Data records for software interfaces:
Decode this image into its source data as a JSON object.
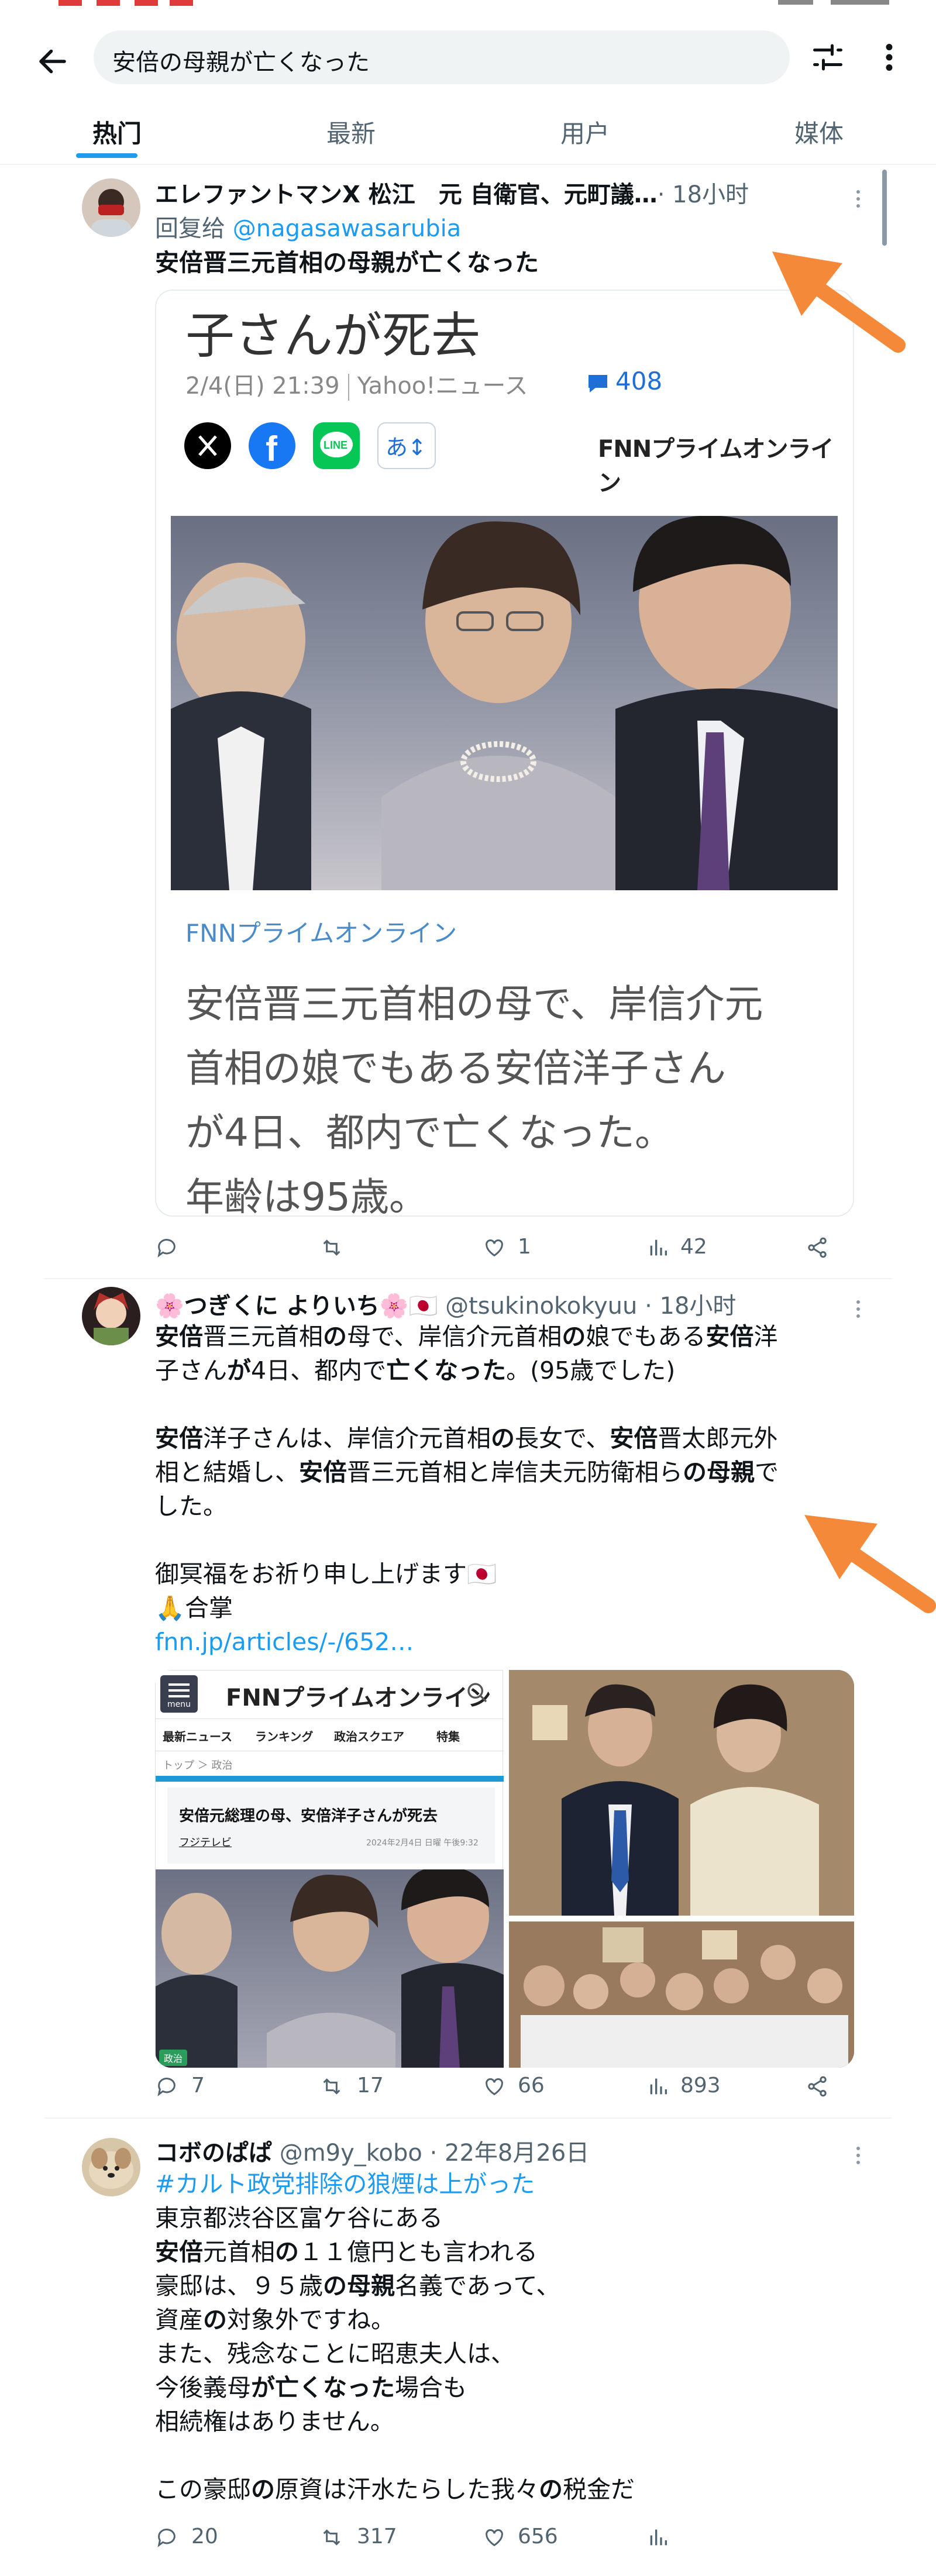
{
  "search": {
    "query": "安倍の母親が亡くなった"
  },
  "tabs": [
    {
      "label": "热门"
    },
    {
      "label": "最新"
    },
    {
      "label": "用户"
    },
    {
      "label": "媒体"
    }
  ],
  "tweet1": {
    "name": "エレファントマンX 松江　元 自衛官、元町議…",
    "time": "· 18小时",
    "reply_prefix": "回复给 ",
    "reply_handle": "@nagasawasarubia",
    "text_bold_1": "安倍",
    "text_1": "晋三元首相",
    "text_bold_2": "の母親が亡くなった",
    "card": {
      "headline": "子さんが死去",
      "date": "2/4(日) 21:39",
      "source": "Yahoo!ニュース",
      "comments": "408",
      "brand": "FNNプライムオンライン",
      "link_label": "FNNプライムオンライン",
      "body_lines": [
        "安倍晋三元首相の母で、岸信介元",
        "首相の娘でもある安倍洋子さん",
        "が4日、都内で亡くなった。",
        "年齢は95歳。"
      ]
    },
    "actions": {
      "likes": "1",
      "views": "42"
    }
  },
  "tweet2": {
    "name": "🌸つぎくに よりいち🌸🇯🇵",
    "handle": "@tsukinokokyuu · 18小时",
    "para1_lines": [
      [
        [
          "安倍",
          true
        ],
        [
          "晋三元首相",
          false
        ],
        [
          "の",
          true
        ],
        [
          "母で、岸信介元首相",
          false
        ],
        [
          "の",
          true
        ],
        [
          "娘でもある",
          false
        ],
        [
          "安倍",
          true
        ],
        [
          "洋",
          false
        ]
      ],
      [
        [
          "子さん",
          false
        ],
        [
          "が",
          true
        ],
        [
          "4日、都内で",
          false
        ],
        [
          "亡くなった",
          true
        ],
        [
          "。(95歳でした)",
          false
        ]
      ]
    ],
    "para2_lines": [
      [
        [
          "安倍",
          true
        ],
        [
          "洋子さんは、岸信介元首相",
          false
        ],
        [
          "の",
          true
        ],
        [
          "長女で、",
          false
        ],
        [
          "安倍",
          true
        ],
        [
          "晋太郎元外",
          false
        ]
      ],
      [
        [
          "相と結婚し、",
          false
        ],
        [
          "安倍",
          true
        ],
        [
          "晋三元首相と岸信夫元防衛相ら",
          false
        ],
        [
          "の母親",
          true
        ],
        [
          "で",
          false
        ]
      ],
      [
        [
          "した。",
          false
        ]
      ]
    ],
    "line3": "御冥福をお祈り申し上げます🇯🇵",
    "line4": "🙏合掌",
    "link": "fnn.jp/articles/-/652…",
    "media1": {
      "brand": "FNNプライムオンライン",
      "menu": "menu",
      "nav": [
        "最新ニュース",
        "ランキング",
        "政治スクエア",
        "特集"
      ],
      "crumb": "トップ ＞ 政治",
      "headline": "安倍元総理の母、安倍洋子さんが死去",
      "source": "フジテレビ",
      "date": "2024年2月4日 日曜 午後9:32",
      "tag": "政治"
    },
    "actions": {
      "replies": "7",
      "retweets": "17",
      "likes": "66",
      "views": "893"
    }
  },
  "tweet3": {
    "name": "コボのぱぱ",
    "handle": "@m9y_kobo · 22年8月26日",
    "hashtag": "#カルト政党排除の狼煙は上がった",
    "lines": [
      [
        [
          "東京都渋谷区富ケ谷にある",
          false
        ]
      ],
      [
        [
          "安倍",
          true
        ],
        [
          "元首相",
          false
        ],
        [
          "の",
          true
        ],
        [
          "１１億円とも言われる",
          false
        ]
      ],
      [
        [
          "豪邸は、９５歳",
          false
        ],
        [
          "の母親",
          true
        ],
        [
          "名義であって、",
          false
        ]
      ],
      [
        [
          "資産",
          false
        ],
        [
          "の",
          true
        ],
        [
          "対象外ですね。",
          false
        ]
      ],
      [
        [
          "また、残念なことに昭恵夫人は、",
          false
        ]
      ],
      [
        [
          "今後義母",
          false
        ],
        [
          "が亡くなった",
          true
        ],
        [
          "場合も",
          false
        ]
      ],
      [
        [
          "相続権はありません。",
          false
        ]
      ],
      [
        [
          "",
          false
        ]
      ],
      [
        [
          "この豪邸",
          false
        ],
        [
          "の",
          true
        ],
        [
          "原資は汗水たらした我々",
          false
        ],
        [
          "の",
          true
        ],
        [
          "税金だ",
          false
        ]
      ]
    ],
    "actions": {
      "replies": "20",
      "retweets": "317",
      "likes": "656"
    }
  },
  "colors": {
    "accent": "#1d9bf0",
    "arrow": "#f5893a",
    "text": "#0f1419",
    "muted": "#536471"
  }
}
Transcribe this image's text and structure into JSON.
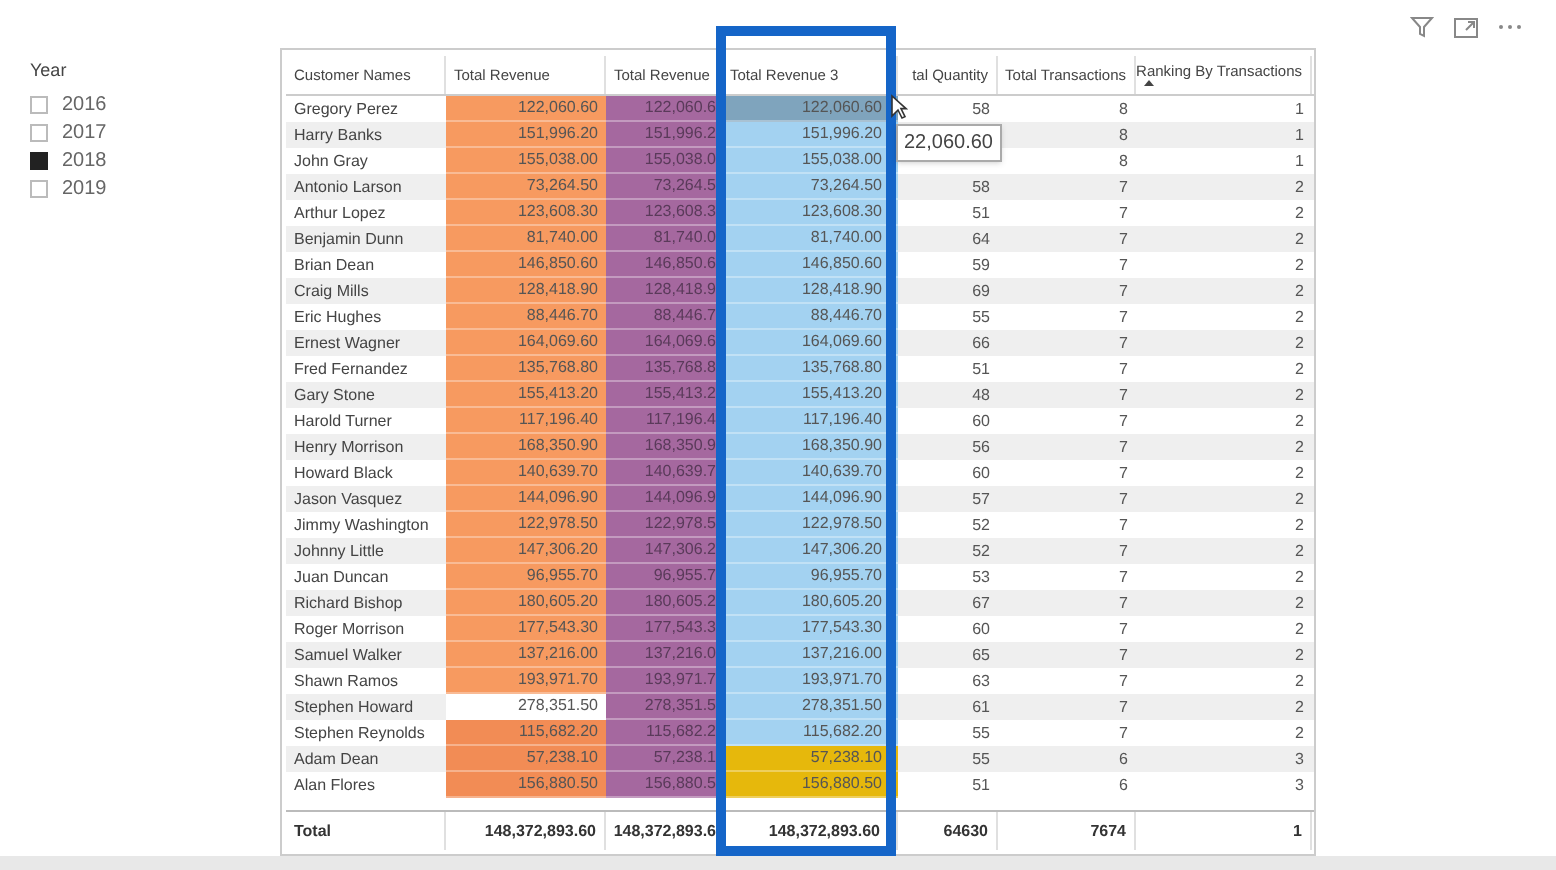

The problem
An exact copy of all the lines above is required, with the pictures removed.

Exercise solution
Decode this image into its source data as a JSON object.
{
  "search": {
    "query": "安倍の母親が亡くなった"
  },
  "tabs": [
    {
      "label": "热门"
    },
    {
      "label": "最新"
    },
    {
      "label": "用户"
    },
    {
      "label": "媒体"
    }
  ],
  "tweet1": {
    "name": "エレファントマンX 松江　元 自衛官、元町議…",
    "time": "· 18小时",
    "reply_prefix": "回复给 ",
    "reply_handle": "@nagasawasarubia",
    "text_bold_1": "安倍",
    "text_1": "晋三元首相",
    "text_bold_2": "の母親が亡くなった",
    "card": {
      "headline": "子さんが死去",
      "date": "2/4(日) 21:39",
      "source": "Yahoo!ニュース",
      "comments": "408",
      "brand": "FNNプライムオンライン",
      "link_label": "FNNプライムオンライン",
      "body_lines": [
        "安倍晋三元首相の母で、岸信介元",
        "首相の娘でもある安倍洋子さん",
        "が4日、都内で亡くなった。",
        "年齢は95歳。"
      ]
    },
    "actions": {
      "likes": "1",
      "views": "42"
    }
  },
  "tweet2": {
    "name": "🌸つぎくに よりいち🌸🇯🇵",
    "handle": "@tsukinokokyuu · 18小时",
    "para1_lines": [
      [
        [
          "安倍",
          true
        ],
        [
          "晋三元首相",
          false
        ],
        [
          "の",
          true
        ],
        [
          "母で、岸信介元首相",
          false
        ],
        [
          "の",
          true
        ],
        [
          "娘でもある",
          false
        ],
        [
          "安倍",
          true
        ],
        [
          "洋",
          false
        ]
      ],
      [
        [
          "子さん",
          false
        ],
        [
          "が",
          true
        ],
        [
          "4日、都内で",
          false
        ],
        [
          "亡くなった",
          true
        ],
        [
          "。(95歳でした)",
          false
        ]
      ]
    ],
    "para2_lines": [
      [
        [
          "安倍",
          true
        ],
        [
          "洋子さんは、岸信介元首相",
          false
        ],
        [
          "の",
          true
        ],
        [
          "長女で、",
          false
        ],
        [
          "安倍",
          true
        ],
        [
          "晋太郎元外",
          false
        ]
      ],
      [
        [
          "相と結婚し、",
          false
        ],
        [
          "安倍",
          true
        ],
        [
          "晋三元首相と岸信夫元防衛相ら",
          false
        ],
        [
          "の母親",
          true
        ],
        [
          "で",
          false
        ]
      ],
      [
        [
          "した。",
          false
        ]
      ]
    ],
    "line3": "御冥福をお祈り申し上げます🇯🇵",
    "line4": "🙏合掌",
    "link": "fnn.jp/articles/-/652…",
    "media1": {
      "brand": "FNNプライムオンライン",
      "menu": "menu",
      "nav": [
        "最新ニュース",
        "ランキング",
        "政治スクエア",
        "特集"
      ],
      "crumb": "トップ ＞ 政治",
      "headline": "安倍元総理の母、安倍洋子さんが死去",
      "source": "フジテレビ",
      "date": "2024年2月4日 日曜 午後9:32",
      "tag": "政治"
    },
    "actions": {
      "replies": "7",
      "retweets": "17",
      "likes": "66",
      "views": "893"
    }
  },
  "tweet3": {
    "name": "コボのぱぱ",
    "handle": "@m9y_kobo · 22年8月26日",
    "hashtag": "#カルト政党排除の狼煙は上がった",
    "lines": [
      [
        [
          "東京都渋谷区富ケ谷にある",
          false
        ]
      ],
      [
        [
          "安倍",
          true
        ],
        [
          "元首相",
          false
        ],
        [
          "の",
          true
        ],
        [
          "１１億円とも言われる",
          false
        ]
      ],
      [
        [
          "豪邸は、９５歳",
          false
        ],
        [
          "の母親",
          true
        ],
        [
          "名義であって、",
          false
        ]
      ],
      [
        [
          "資産",
          false
        ],
        [
          "の",
          true
        ],
        [
          "対象外ですね。",
          false
        ]
      ],
      [
        [
          "また、残念なことに昭恵夫人は、",
          false
        ]
      ],
      [
        [
          "今後義母",
          false
        ],
        [
          "が亡くなった",
          true
        ],
        [
          "場合も",
          false
        ]
      ],
      [
        [
          "相続権はありません。",
          false
        ]
      ],
      [
        [
          "",
          false
        ]
      ],
      [
        [
          "この豪邸",
          false
        ],
        [
          "の",
          true
        ],
        [
          "原資は汗水たらした我々",
          false
        ],
        [
          "の",
          true
        ],
        [
          "税金だ",
          false
        ]
      ]
    ],
    "actions": {
      "replies": "20",
      "retweets": "317",
      "likes": "656"
    }
  },
  "colors": {
    "accent": "#1d9bf0",
    "arrow": "#f5893a",
    "text": "#0f1419",
    "muted": "#536471"
  }
}
Transcribe this image's text and structure into JSON.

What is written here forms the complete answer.